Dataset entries
┏━━
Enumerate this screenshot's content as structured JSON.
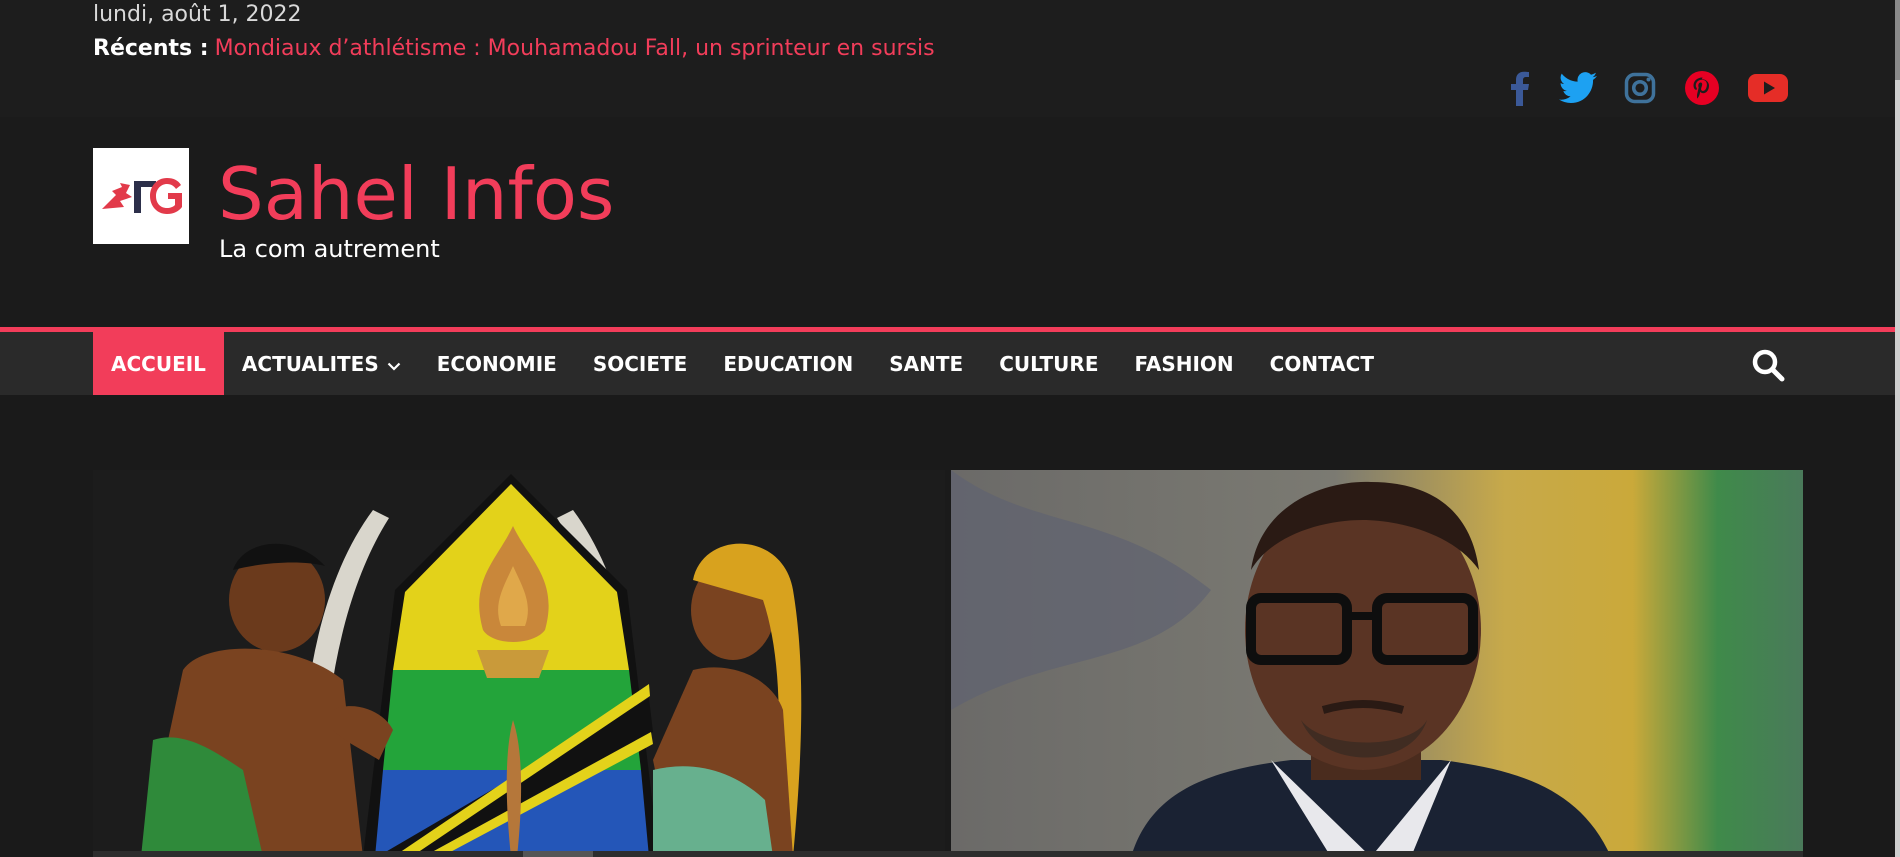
{
  "topbar": {
    "date": "lundi, août 1, 2022",
    "recent_label": "Récents :",
    "recent_link": "Mondiaux d’athlétisme : Mouhamadou Fall, un sprinteur en sursis"
  },
  "social": [
    {
      "name": "facebook-icon",
      "color": "#3b5998"
    },
    {
      "name": "twitter-icon",
      "color": "#1da1f2"
    },
    {
      "name": "instagram-icon",
      "color": "#3f729b"
    },
    {
      "name": "pinterest-icon",
      "color": "#e60023"
    },
    {
      "name": "youtube-icon",
      "color": "#e52d27"
    }
  ],
  "header": {
    "logo_text_1": "ΓG",
    "site_title": "Sahel Infos",
    "tagline": "La com autrement"
  },
  "nav": {
    "items": [
      {
        "label": "ACCUEIL"
      },
      {
        "label": "ACTUALITES"
      },
      {
        "label": "ECONOMIE"
      },
      {
        "label": "SOCIETE"
      },
      {
        "label": "EDUCATION"
      },
      {
        "label": "SANTE"
      },
      {
        "label": "CULTURE"
      },
      {
        "label": "FASHION"
      },
      {
        "label": "CONTACT"
      }
    ]
  },
  "colors": {
    "accent": "#f23d5a",
    "background": "#1a1a1a"
  }
}
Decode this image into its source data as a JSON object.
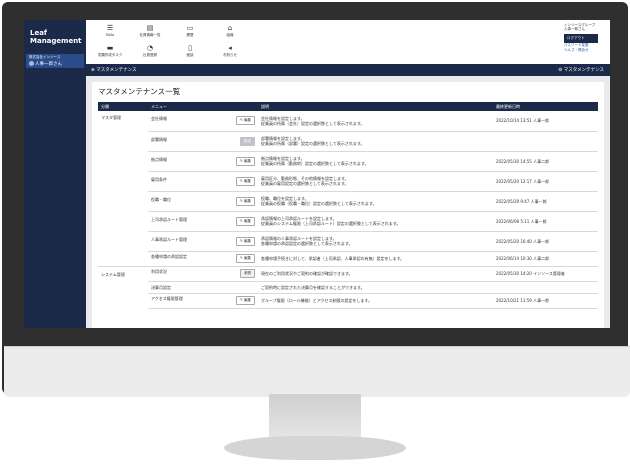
{
  "app": {
    "logo_line1": "Leaf",
    "logo_line2": "Management",
    "user_org": "株式会社インソース",
    "user_name": "人事一郎さん"
  },
  "toolbar": {
    "items": [
      {
        "icon": "☰",
        "label": "ToDo"
      },
      {
        "icon": "▤",
        "label": "社員情報一覧"
      },
      {
        "icon": "▭",
        "label": "履歴"
      },
      {
        "icon": "⌂",
        "label": "組織"
      },
      {
        "icon": "▬",
        "label": "書類作成タスク"
      },
      {
        "icon": "◔",
        "label": "社員登録"
      },
      {
        "icon": "▯",
        "label": "面談"
      },
      {
        "icon": "◂",
        "label": "お知らせ"
      }
    ]
  },
  "header_right": {
    "company": "インソースグループ",
    "user": "人事一郎さん",
    "logout": "ログアウト",
    "link1": "パスワード変更",
    "link2": "ヘルプ・問合せ"
  },
  "section": {
    "left_label": "マスタメンテナンス",
    "right_label": "マスタメンテナンス"
  },
  "page": {
    "title": "マスタメンテナンス一覧",
    "columns": [
      "分類",
      "メニュー",
      "説明",
      "最終更新日時"
    ]
  },
  "rows": [
    {
      "category": "マスタ管理",
      "menu": "会社情報",
      "btn": "編集",
      "desc1": "会社情報を設定します。",
      "desc2": "従業員の所属（会社）設定の選択肢として表示されます。",
      "updated": "2022/10/14 13:51 人事一郎"
    },
    {
      "category": "",
      "menu": "部署情報",
      "btn": "設定",
      "desc1": "部署情報を設定します。",
      "desc2": "従業員の所属（部署）設定の選択肢として表示されます。",
      "updated": ""
    },
    {
      "category": "",
      "menu": "拠点情報",
      "btn": "編集",
      "desc1": "拠点情報を設定します。",
      "desc2": "従業員の所属（勤務地）設定の選択肢として表示されます。",
      "updated": "2022/05/30 14:55 人事二郎"
    },
    {
      "category": "",
      "menu": "雇用条件",
      "btn": "編集",
      "desc1": "雇用区分、勤務形態、その他情報を設定します。",
      "desc2": "従業員の雇用設定の選択肢として表示されます。",
      "updated": "2022/05/20 12:17 人事一郎"
    },
    {
      "category": "",
      "menu": "役職・職位",
      "btn": "編集",
      "desc1": "役職、職位を設定します。",
      "desc2": "従業員の役職（役職・職位）設定の選択肢として表示されます。",
      "updated": "2022/05/29 9:47 人事一郎"
    },
    {
      "category": "",
      "menu": "上司承認ルート管理",
      "btn": "編集",
      "desc1": "承認情報の上司承認ルートを設定します。",
      "desc2": "従業員のシステム権限（上司承認ルート）設定の選択肢として表示されます。",
      "updated": "2022/06/08 5:11 人事一郎"
    },
    {
      "category": "",
      "menu": "人事承認ルート管理",
      "btn": "編集",
      "desc1": "承認情報の人事承認ルートを設定します。",
      "desc2": "各種申請の承認設定の選択肢として表示されます。",
      "updated": "2022/05/20 16:40 人事一郎"
    },
    {
      "category": "",
      "menu": "各種申請の承認設定",
      "btn": "編集",
      "desc1": "各種申請手続きに対して、承認者（上司承認、人事承認の有無）設定をします。",
      "desc2": "",
      "updated": "2022/06/14 10:30 人事二郎"
    },
    {
      "category": "システム管理",
      "menu": "利用状況",
      "btn": "参照",
      "desc1": "現在のご利用状況やご契約の確認が確認できます。",
      "desc2": "",
      "updated": "2022/05/30 14:20 インソース管理者"
    },
    {
      "category": "",
      "menu": "決算月設定",
      "btn": "",
      "desc1": "ご契約時に設定された決算月を確認することができます。",
      "desc2": "",
      "updated": ""
    },
    {
      "category": "",
      "menu": "アクセス権限管理",
      "btn": "編集",
      "desc1": "グループ権限（ロール機能）とアクセス制限の設定をします。",
      "desc2": "",
      "updated": "2022/10/21 11:59 人事一郎"
    }
  ]
}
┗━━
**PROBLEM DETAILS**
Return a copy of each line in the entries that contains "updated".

**RESULT OF THE TASK**
      "updated": "2022/10/14 13:51 人事一郎"
      "updated": ""
      "updated": "2022/05/30 14:55 人事二郎"
      "updated": "2022/05/20 12:17 人事一郎"
      "updated": "2022/05/29 9:47 人事一郎"
      "updated": "2022/06/08 5:11 人事一郎"
      "updated": "2022/05/20 16:40 人事一郎"
      "updated": "2022/06/14 10:30 人事二郎"
      "updated": "2022/05/30 14:20 インソース管理者"
      "updated": ""
      "updated": "2022/10/21 11:59 人事一郎"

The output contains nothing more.